#### [Assignment]
Check each line of the entries below for the word "Optional", and copy the lines that have it.

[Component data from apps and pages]
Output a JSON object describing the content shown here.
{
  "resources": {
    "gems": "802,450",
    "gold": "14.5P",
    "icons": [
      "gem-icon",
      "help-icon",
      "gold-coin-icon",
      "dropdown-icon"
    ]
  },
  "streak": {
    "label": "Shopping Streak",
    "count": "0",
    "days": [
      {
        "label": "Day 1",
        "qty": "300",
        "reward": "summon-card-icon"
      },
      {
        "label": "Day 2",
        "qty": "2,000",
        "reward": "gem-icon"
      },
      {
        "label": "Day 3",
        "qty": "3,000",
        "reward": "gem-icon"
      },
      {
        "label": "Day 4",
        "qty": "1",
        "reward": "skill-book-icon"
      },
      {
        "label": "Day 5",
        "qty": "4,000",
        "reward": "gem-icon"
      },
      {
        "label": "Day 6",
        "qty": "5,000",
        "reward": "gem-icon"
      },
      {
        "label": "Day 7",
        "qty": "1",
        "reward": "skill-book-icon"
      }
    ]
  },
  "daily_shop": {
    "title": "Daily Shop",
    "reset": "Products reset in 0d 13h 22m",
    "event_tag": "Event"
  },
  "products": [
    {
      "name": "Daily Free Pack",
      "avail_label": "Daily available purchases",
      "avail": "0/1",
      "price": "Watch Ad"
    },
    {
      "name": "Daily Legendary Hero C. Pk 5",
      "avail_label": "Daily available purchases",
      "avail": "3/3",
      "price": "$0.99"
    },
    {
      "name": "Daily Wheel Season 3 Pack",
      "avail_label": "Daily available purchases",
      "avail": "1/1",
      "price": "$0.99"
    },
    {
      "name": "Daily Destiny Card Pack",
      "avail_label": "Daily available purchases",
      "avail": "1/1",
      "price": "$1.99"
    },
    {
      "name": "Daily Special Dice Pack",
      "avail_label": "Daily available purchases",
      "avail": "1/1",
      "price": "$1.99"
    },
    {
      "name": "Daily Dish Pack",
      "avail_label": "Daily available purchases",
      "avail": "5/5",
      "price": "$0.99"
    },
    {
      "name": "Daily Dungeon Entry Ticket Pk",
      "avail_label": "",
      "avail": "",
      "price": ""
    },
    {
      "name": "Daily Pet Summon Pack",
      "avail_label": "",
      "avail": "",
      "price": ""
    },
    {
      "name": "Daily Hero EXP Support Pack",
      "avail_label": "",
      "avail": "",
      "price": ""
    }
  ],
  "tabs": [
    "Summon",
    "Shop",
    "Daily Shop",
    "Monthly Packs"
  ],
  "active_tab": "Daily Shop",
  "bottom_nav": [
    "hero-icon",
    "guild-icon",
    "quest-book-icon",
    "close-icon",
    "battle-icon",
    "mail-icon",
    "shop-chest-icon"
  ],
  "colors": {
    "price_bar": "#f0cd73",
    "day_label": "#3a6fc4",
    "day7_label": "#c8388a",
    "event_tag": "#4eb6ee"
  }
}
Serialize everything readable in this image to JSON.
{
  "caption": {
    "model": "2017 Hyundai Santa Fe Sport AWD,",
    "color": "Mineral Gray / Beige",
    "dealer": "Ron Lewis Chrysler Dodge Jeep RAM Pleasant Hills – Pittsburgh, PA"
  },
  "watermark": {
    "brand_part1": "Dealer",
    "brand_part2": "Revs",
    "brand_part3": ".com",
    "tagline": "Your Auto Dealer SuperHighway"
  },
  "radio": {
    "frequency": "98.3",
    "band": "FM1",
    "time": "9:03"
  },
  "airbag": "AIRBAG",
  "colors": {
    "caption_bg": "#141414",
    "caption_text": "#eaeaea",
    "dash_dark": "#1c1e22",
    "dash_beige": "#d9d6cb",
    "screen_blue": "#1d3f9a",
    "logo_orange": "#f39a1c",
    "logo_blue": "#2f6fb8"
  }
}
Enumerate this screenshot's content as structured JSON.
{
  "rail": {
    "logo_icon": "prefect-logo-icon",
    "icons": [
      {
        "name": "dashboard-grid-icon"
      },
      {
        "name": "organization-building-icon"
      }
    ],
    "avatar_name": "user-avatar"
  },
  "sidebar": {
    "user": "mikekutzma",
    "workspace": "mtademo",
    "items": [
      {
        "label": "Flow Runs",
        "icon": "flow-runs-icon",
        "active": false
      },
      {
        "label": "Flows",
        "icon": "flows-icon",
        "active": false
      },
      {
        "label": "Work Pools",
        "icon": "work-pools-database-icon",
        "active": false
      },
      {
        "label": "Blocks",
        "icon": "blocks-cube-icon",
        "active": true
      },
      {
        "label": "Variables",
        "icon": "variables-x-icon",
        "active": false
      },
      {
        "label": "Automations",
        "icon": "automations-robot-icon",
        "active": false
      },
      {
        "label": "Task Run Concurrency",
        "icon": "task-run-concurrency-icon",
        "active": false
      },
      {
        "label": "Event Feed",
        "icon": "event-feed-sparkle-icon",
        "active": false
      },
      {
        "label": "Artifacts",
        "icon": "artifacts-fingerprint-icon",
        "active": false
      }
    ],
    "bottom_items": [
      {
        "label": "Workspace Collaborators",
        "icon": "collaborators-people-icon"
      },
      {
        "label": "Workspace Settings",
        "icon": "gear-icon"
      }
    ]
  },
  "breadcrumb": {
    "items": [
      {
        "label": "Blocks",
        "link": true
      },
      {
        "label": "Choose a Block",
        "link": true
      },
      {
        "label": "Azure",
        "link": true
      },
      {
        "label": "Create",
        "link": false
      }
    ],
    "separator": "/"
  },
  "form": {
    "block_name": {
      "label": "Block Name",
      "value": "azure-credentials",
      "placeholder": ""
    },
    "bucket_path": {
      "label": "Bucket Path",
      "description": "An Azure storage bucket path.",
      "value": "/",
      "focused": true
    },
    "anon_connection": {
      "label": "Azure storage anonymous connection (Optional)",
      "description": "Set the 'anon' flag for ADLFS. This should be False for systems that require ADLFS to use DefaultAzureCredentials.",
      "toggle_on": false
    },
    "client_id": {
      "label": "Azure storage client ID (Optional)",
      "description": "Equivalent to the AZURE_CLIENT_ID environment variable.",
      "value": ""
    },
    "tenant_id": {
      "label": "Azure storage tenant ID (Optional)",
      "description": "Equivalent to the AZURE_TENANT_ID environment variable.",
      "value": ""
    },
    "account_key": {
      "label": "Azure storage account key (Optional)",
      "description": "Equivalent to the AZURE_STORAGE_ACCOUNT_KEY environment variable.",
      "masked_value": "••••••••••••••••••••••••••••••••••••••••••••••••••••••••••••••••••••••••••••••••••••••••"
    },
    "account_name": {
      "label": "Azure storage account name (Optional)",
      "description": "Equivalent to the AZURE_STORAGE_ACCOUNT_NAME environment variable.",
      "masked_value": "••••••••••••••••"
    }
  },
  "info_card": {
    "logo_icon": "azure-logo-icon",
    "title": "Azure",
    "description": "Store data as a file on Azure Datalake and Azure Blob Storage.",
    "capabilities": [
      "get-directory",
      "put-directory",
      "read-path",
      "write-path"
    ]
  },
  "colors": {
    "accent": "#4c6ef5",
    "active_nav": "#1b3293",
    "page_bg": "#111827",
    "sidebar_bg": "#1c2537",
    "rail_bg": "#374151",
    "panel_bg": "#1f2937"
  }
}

#### [Task response]
      "label": "Azure storage anonymous connection (Optional)",
      "label": "Azure storage client ID (Optional)",
      "label": "Azure storage tenant ID (Optional)",
      "label": "Azure storage account key (Optional)",
      "label": "Azure storage account name (Optional)",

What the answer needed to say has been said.